What is so amazing about this story — both in the play and in real life — is that most people who heard her thought this was some kind of colossal joke and often had to stifle their laughter with handkerchiefs in their mouth or even leave because they had become faint with laughing. Yet she became a phenomenon and even musicians began to attend her recitals. And when she died, we are told that “Toscanini sent flowers.”
The question that was asked when she was alive, and even now, is: Did she know? Was this some wild foray into the absurd that she perpetrated on her audiences? Or, and this seems more likely, did she simply hear something very different from what her fans were hearing? And, was it because of faulty hearing, or had her brain somehow made the adjustment so that she heard beautiful, on-pitch singing instead of the awful, ear-shattering shrieks? We will never know.

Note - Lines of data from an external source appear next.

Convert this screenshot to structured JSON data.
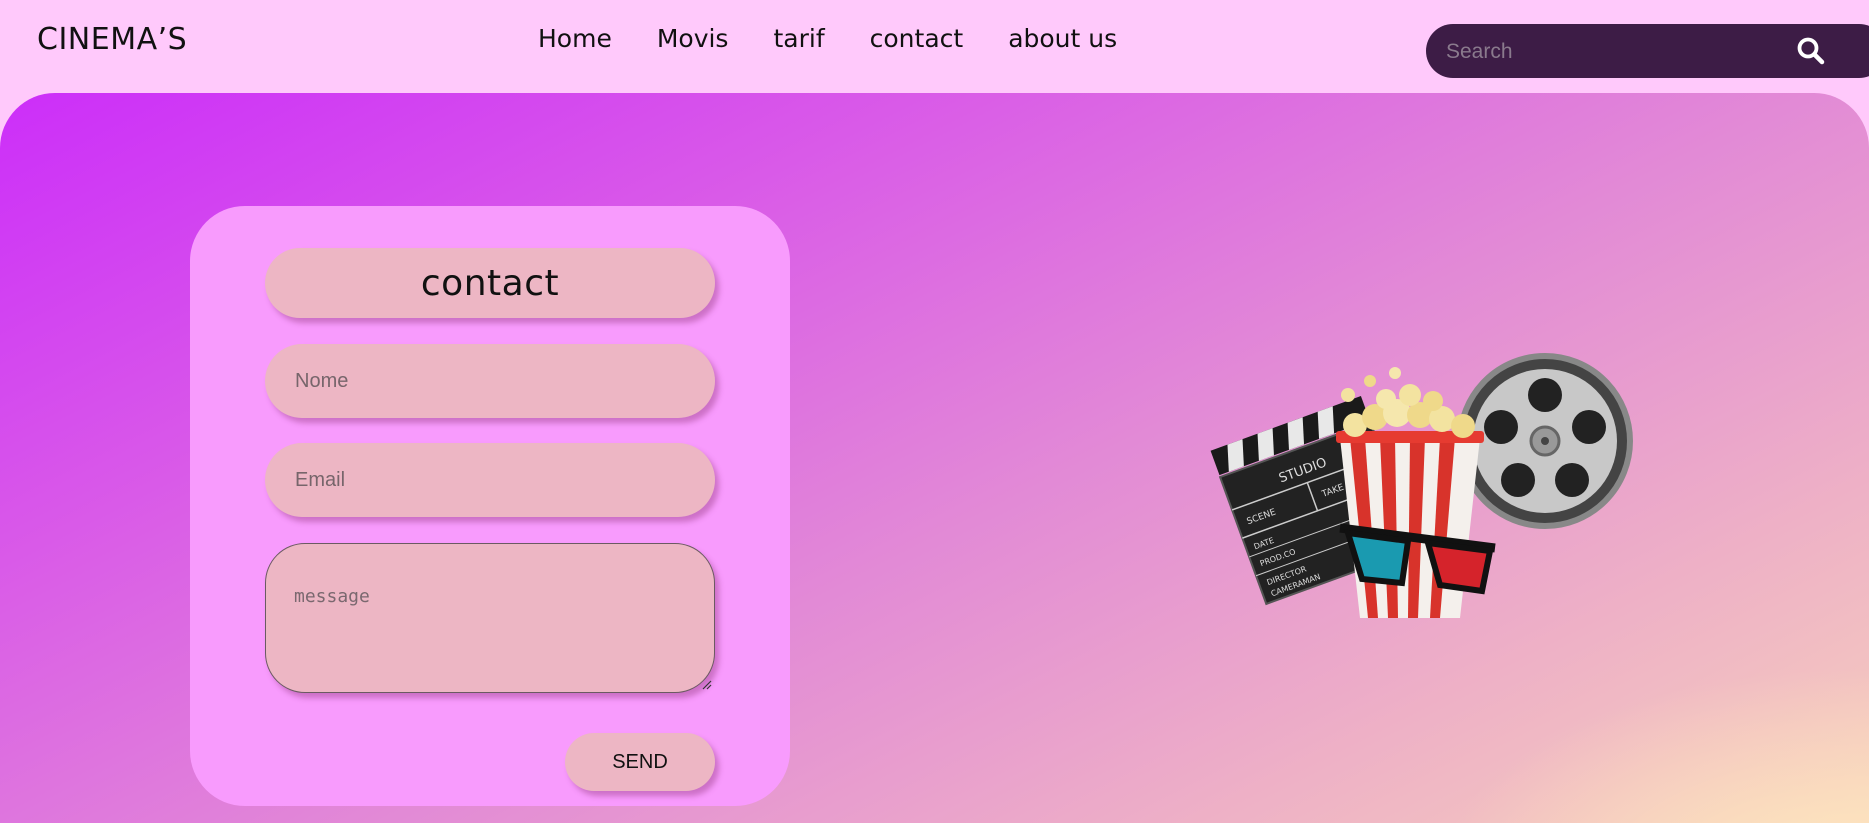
{
  "header": {
    "logo": "CINEMA’S",
    "nav": [
      {
        "label": "Home"
      },
      {
        "label": "Movis"
      },
      {
        "label": "tarif"
      },
      {
        "label": "contact"
      },
      {
        "label": "about us"
      }
    ],
    "search": {
      "placeholder": "Search",
      "icon": "search-icon"
    }
  },
  "contact_form": {
    "title": "contact",
    "name_placeholder": "Nome",
    "email_placeholder": "Email",
    "message_placeholder": "message",
    "send_label": "SEND"
  },
  "illustration": {
    "icons": [
      "clapperboard-icon",
      "popcorn-icon",
      "3d-glasses-icon",
      "film-reel-icon"
    ],
    "clapper_text": [
      "STUDIO",
      "SCENE",
      "TAKE",
      "DATE",
      "PROD.CO",
      "DIRECTOR",
      "CAMERAMAN"
    ]
  },
  "colors": {
    "header_bg": "#ffc9fb",
    "search_bg": "#3d1c46",
    "card_bg": "#f89bfd",
    "field_bg": "#edb6c4",
    "gradient_start": "#cc2ef9",
    "gradient_end": "#f6cfbd"
  }
}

But, as Cosmé asks at the very beginning, why did he go along with her lunacy? That is what Temperley addresses in a wonderfully tender way. And which these actors, Will McGarrahan and Leigh Barrett, portray with uncommon skill and dignity. McGarrahan plays the piano beautifully, he riffs constantly as he talks to us and interacts with Florence, and even teaches her the lyrics to his favorite song, “Crazy Rhythm,” which becomes a metaphor for their relationship, which had its ups and downs as he educated her about popular music and advised her what to sing in the classical realm. “Crazy rhythm, here’s the doorway / I’ll go my way, you’ll go your way / Crazy rhythm, from now on we’re through. / Here is where we have a showdown / I’m too high and you’re too lowdown/ Crazy rhythm, here’s goodbye to you.”
This is a play about music and friendship and also class. Here are two people, “high” and “lowdown” who might never have met, who discover that they need each other in unexpected ways, and yet never forget their “places.” The first act is mostly practicing, talking, letting the relationship grow. The second act is preparation and reenactment of her famous recital at Carnegie Hall in 1944 given to help the war effort. McGarrahan and Barrett are more than up to the task, and the second act, when Florence wears a different, often wild costume for each song, is astonishingly convincing. They have let out all the stops, and when Florence sings Cosmé’s own composition, “Serenata Mexicano,” you could feel the audience gasp with pleasure. We were there, at Carnegie, watching this remarkable woman do her outlandish, endearing stuff.
The simple set and lighting are perfect foils to this story, and Spiro Veloudos’s direction nurtures the intimacy that has grown between these two unfold so naturally that when Florence wants reassurance from Cosmé after the big night that he has always told her the truth, we are truly moved by his loving answer. By taking this play seriously and not reducing it to the slapstick it could easily become, Veloudos and his talented cast has given us an evening in the theater when all that makes us human comes to the fore.
Who could ask for more in these trying times?
Roberta Silman‘s three novels—Boundaries, The Dream Dredger, and Beginning the World Again—have been distributed by Open Road as ebooks, books on demand, and are now on audible.com. She has also written the short story collection, Blood Relations, and a children’s book, Somebody Else’s Child. A recipient of Guggenheim and National Endowment for the Arts Fellowships, she has published reviews in The New York Times and The Boston Globe, and writes regularly for The Arts Fuse. She can be reached at firstname.lastname@example.org.